Bowling Green Road, Castletown, Isle of Man
St Mary’s is the oldest post-Reformation Roman Catholic church on the island. It was erected in 1826 by Father Mather Gahan SJ, the resident priest at St Bridget’s, Douglas, who came to the island from the Jesuit College at Glongowers Wood in Ireland. He raised the funds for the building on visits to Ireland, the major part being donated by Lady Huntingfield.
The northwest gable blew down in 1829 during a gale whilst the building was still under construction. In 1871 the roof was repaired, and in 1889-90 it was completely re-roofed. At the same time a flat roofed narthex was added and internal renovations were carried out. By 1904 exposure to the weather had caused further problems, and with financial assistance from the Liverpool diocese, the external walls were rendered and marked off with an ashlar pattern.
The church enjoyed the patronage of Daniel Flynn, the first Catholic mayor of Castletown, in the 1920s, who donated the carved stations in 1923, and the two stained glass windows by Harry Clarke of Dublin in 1924 (he had already given the oak altar table in 1906 in memory of his parents). When he died, he left a property in Victoria Road, Castletown for use as a presbytery, but this was sold and the proceeds used to build a new house within the grounds of the church to the design of J.W. Corrin.
Alterations were carried out in 1966-67 by S.F. O’Hanlon, including rendering the walls with cement and spar chippings, and installing central heating. In 1975-76 the interior was re-ordered. The roof structure and coverings were completely replaced in 1981-82, and damaged plaster was renewed. In 1992, further works were carried out by Peter Pozzoni, when the lean-to roof was added to the narthex and the sanctuary was re-ordered.
St Mary’s is a simple building, typical of Irish chapels of the early 19th century, with a rectangular plan and Y-traceried lancet windows. It has been suggested that the architect was T. Brine, who designed Lorne House in Castletown, but it is more likely that it was built by local masons without the involvement of an architect.

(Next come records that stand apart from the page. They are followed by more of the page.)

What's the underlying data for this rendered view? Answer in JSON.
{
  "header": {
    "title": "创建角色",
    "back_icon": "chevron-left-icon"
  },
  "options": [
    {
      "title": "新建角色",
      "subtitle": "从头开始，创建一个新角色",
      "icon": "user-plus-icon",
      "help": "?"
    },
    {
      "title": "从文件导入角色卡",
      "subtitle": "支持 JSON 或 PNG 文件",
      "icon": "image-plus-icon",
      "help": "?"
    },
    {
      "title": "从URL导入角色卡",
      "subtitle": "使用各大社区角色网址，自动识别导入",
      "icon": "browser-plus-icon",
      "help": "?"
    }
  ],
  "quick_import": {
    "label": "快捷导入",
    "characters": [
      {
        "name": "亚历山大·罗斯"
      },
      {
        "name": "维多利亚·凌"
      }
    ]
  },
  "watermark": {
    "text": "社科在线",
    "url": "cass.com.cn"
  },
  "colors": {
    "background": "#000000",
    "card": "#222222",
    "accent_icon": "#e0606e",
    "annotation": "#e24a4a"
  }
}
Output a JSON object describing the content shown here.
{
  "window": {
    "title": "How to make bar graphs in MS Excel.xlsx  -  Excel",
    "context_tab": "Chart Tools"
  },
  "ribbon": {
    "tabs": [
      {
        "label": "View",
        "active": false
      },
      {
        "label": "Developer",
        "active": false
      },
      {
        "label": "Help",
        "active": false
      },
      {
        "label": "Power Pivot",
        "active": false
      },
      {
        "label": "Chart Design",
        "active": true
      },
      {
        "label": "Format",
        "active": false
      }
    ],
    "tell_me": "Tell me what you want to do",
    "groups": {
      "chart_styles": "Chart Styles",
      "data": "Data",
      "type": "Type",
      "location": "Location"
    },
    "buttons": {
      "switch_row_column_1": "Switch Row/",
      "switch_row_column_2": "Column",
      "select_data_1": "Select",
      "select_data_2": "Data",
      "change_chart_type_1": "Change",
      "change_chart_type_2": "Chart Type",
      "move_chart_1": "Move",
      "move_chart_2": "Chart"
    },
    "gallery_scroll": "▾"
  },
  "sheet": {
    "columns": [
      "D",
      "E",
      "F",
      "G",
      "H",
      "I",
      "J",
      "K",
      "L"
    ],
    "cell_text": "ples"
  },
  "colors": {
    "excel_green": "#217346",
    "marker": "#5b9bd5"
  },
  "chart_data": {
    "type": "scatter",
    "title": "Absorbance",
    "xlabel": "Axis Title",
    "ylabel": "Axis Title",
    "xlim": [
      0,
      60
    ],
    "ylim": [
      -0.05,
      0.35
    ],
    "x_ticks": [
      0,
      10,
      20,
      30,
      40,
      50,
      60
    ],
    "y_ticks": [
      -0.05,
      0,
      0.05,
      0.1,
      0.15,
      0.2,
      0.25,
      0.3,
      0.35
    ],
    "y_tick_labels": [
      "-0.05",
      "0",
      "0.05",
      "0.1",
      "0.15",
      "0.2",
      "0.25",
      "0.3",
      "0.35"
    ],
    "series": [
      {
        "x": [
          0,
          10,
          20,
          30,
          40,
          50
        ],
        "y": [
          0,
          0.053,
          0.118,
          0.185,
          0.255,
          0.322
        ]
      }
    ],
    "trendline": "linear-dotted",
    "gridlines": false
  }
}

The walls are built of local stone, coated with a spar dash render, and the roof is tiled. The entrance is via a small narthex addition, leading into the rectangular worship area which has a west gallery supported on shafted timber columns. Three lancet windows to each side wall and two at gallery level light the interior, two of which were fitted with good Arts and Crafts stained glass in 1924 by Harry Clarke of Dublin. The flat ceiling was replaced in 1981, but the deep cornice with trefoils and shamrocks survives.
When the church was re-ordered in the 1980s and 90s, the Puginesque reredos and altar rails were removed, but the oak altar table survives. The pews were introduced in the mid 20th century, but those in the gallery are original. Behind the sanctuary is a collection of small rooms on three levels, including a sacristy, library, first floor toilet and kitchen. Originally these were used as a caretaker’s flat.
Architect: Not established, but said to be T. Brine
Original Date: 1826
Conservation Area: Yes
Listed Grade: Not Listed